Updated: Sep 7, 2022
Imagine discovering a lost Mayan manuscript. It is written in both Spanish and Mayan and decorated with colorful drawings and glyphs. The edges of the pages are tattered, and the writing is faded, but within its covers lie herbal remedies, astrological forecasts, prayers, and prophecies. Would you hold it gently, tracing its faded lines in awe, wishing you could read its faded lines more clearly? I know I would!
Well, there is a tiny town in the center of the Yucatan Peninsula that may just be home to this very manuscript. Actually, it was the original home of this rare Mayan book. So, wouldn’t it would be wonderful if the lost part of it still remains there? Somewhere. Hiding!
I first learned about the 9 copies of the Chilam Balam a few years ago. Each one is a handwritten book. Although no-one knows for sure the history, it is believed that although they were written down in the 1700’s, after the Spanish conquest, the information in them is much older than that. They are all a bit different and yet also very similar to each other, copies, but not exact copies. Included in the texts are prophecies including a doomsday prophecy!
Over the years, portions of some of them have been found and preserved in museums and private collections. The one I am focusing on today is in the university library at Princeton. …a portion of it, that is.
Of the 141 original pages (folios), the location of only about 16 pages are known.
At least that is what archeologists believe.
For me, these stories unfold in mystical, mysterious ways—like breadcrumbs being left on a dark forest trail. I was in a church in a small town called Uyama. The paintings on the church ceiling were so whimsical—stars, suns, moons—all so very childlike and done in bright reds, yellows and blues. The reason I was there was because I dove down the wrong road several times and decided it must be a bread crumb, so I followed it. I stood gazing at the very unusual images knowing there was something important about them but having no idea what.
Months later, I came across a list of copies of the Chilam Balam. Each is named after the town (pueblo) it was found in. I was so surprised when I found an original had been discovered in Kaua, the cute little town we visit so often, so I googled it and found photographed images I could view online. Imagine how stunned I was to see the same type of whimsical childlike sun moon and stars painting in the manuscript as I did on the ceiling of that church!
A little more digging turned up the fact that the little village where the manuscript was found use to be PART of Uyama where the church is. Years ago, the town divided and is now 2 distinct villages.
So odd… I had been looking at the painting on a ceiling that I would eventually such similar paintings on the delicate pages of a very old book! (on-line of course)

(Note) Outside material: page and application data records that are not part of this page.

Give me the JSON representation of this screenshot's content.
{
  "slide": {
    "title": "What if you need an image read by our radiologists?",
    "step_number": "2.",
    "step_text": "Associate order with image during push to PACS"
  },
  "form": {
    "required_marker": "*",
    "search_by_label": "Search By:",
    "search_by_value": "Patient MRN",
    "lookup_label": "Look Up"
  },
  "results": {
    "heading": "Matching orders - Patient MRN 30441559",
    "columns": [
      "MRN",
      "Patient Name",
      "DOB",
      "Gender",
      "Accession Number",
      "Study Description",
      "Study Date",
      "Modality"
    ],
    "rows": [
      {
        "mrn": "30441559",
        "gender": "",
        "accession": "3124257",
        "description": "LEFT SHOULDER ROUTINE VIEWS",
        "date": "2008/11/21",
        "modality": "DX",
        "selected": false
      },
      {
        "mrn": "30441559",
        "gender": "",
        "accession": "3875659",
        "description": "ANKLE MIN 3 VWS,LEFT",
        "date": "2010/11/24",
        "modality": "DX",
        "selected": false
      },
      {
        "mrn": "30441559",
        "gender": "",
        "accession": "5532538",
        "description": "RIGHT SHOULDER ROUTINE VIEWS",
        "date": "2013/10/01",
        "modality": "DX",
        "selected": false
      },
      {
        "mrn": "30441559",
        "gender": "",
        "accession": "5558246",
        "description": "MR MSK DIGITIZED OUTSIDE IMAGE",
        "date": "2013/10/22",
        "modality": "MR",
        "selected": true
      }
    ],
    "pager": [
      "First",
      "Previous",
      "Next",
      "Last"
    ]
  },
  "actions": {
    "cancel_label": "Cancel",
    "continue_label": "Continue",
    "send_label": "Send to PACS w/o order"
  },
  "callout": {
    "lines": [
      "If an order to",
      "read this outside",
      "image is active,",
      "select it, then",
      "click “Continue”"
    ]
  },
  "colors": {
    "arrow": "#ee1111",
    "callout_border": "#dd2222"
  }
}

Not long after, I was in Kaua, where the book was originally found, talking to a new friend who is both local and of Maya descent. I don’t even remember what the conversation was about, but almost out of the blue he informed me that his grandfather had a very, very, VERY old book in his house. Of course, his grandfather had long since passed away and this man had no idea what happened to the old book.
Now keep in mind that these homes are usually built at least partly of sticks, maybe some cement, and either a palm or tin roof (not exactly a good place to store ancient manuscripts). The new friend told me he would ask his uncle who now lived in the house if the old book had been thrown away…thrown away!!!!???
Time went by. No news. That usually means that nothing was found. Here, rather than call to tell you less than happy news, people will just avoid the question.
I put it in the back of my mind and turned my attention to seeing what else I might learn about this sacred book. So I printed out the pages that were online so that I might take a closer look at them. I was able to read a bit of the Spanish, but most of it was in Mayan, so I decided to take them to Francisco, our good friend/shaman who lives in the same village. Maybe he would be able to read the script or maybe someone he knew would be able to.
He was interested in the copies I brought him, but not as interested as I thought he would be. He called his daughter over to have a look since she is well verse in reading Mayan and she was able to read some of what was still legible. But in the discussion, they wanted to know why I only had part of the book.
I explained that archeologists had only been able to find part of it and the rest was missing.
This was incorrect according to Francisco who is an important member of his community and whose family has lived there for generations. He said the entire book was in the local library!!!!
First, I didn’t know they even had a library. Second, was he sure we were talking about the same thing?
This is one of those stories that you will have to wait to find out what happens next (sorry)! We just didn’t have time to go to the library that day. We were already running late and it looked like a storm was coming in. The continued exploration would have to wait.
I know for sure we are going back in late September, perhaps we will go sooner. I will try to get to the library and see what I can find. (sometimes these things are much harder to accomplish than you might imagine!)
Now imagine this: The book is indeed there, in its entirety, restored to its original location. There in full color and able to be preserved and read by the people whose great, great-grandparents wrote it. What secrets might it hold? What prophecies? What healing incantations and what herbal remedies?
I can’t wait to learn more! (I bet you can’t either!)
On pins and needles,